## Exercise brief
Set down all of the data exactly as it appears.

%%

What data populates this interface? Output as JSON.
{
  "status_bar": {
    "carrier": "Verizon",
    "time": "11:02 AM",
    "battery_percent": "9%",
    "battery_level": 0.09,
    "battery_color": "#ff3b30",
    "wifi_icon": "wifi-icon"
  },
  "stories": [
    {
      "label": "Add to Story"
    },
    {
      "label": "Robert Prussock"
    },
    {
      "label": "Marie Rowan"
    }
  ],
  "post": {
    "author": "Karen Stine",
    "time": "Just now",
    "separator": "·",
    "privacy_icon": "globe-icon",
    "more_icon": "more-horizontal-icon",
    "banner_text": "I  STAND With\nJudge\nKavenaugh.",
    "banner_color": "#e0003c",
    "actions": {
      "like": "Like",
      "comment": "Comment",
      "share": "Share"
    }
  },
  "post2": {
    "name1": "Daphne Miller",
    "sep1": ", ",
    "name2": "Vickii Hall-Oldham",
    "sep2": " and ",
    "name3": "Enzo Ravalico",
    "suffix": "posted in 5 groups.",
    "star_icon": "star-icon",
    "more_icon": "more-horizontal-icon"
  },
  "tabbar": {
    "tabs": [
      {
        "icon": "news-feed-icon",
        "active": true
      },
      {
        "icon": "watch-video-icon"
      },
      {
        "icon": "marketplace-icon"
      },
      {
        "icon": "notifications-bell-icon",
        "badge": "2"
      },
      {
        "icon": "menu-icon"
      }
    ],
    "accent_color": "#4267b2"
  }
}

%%

## Written response
What data populates this interface? Output as JSON.
{
  "status_bar": {
    "carrier": "Verizon",
    "time": "11:02 AM",
    "battery_percent": "9%",
    "battery_level": 0.09,
    "battery_color": "#ff3b30",
    "wifi_icon": "wifi-icon"
  },
  "stories": [
    {
      "label": "Add to Story"
    },
    {
      "label": "Robert Prussock"
    },
    {
      "label": "Marie Rowan"
    }
  ],
  "post": {
    "author": "Karen Stine",
    "time": "Just now",
    "separator": "·",
    "privacy_icon": "globe-icon",
    "more_icon": "more-horizontal-icon",
    "banner_text": "I  STAND With\nJudge\nKavenaugh.",
    "banner_color": "#e0003c",
    "actions": {
      "like": "Like",
      "comment": "Comment",
      "share": "Share"
    }
  },
  "post2": {
    "name1": "Daphne Miller",
    "sep1": ", ",
    "name2": "Vickii Hall-Oldham",
    "sep2": " and ",
    "name3": "Enzo Ravalico",
    "suffix": "posted in 5 groups.",
    "star_icon": "star-icon",
    "more_icon": "more-horizontal-icon"
  },
  "tabbar": {
    "tabs": [
      {
        "icon": "news-feed-icon",
        "active": true
      },
      {
        "icon": "watch-video-icon"
      },
      {
        "icon": "marketplace-icon"
      },
      {
        "icon": "notifications-bell-icon",
        "badge": "2"
      },
      {
        "icon": "menu-icon"
      }
    ],
    "accent_color": "#4267b2"
  }
}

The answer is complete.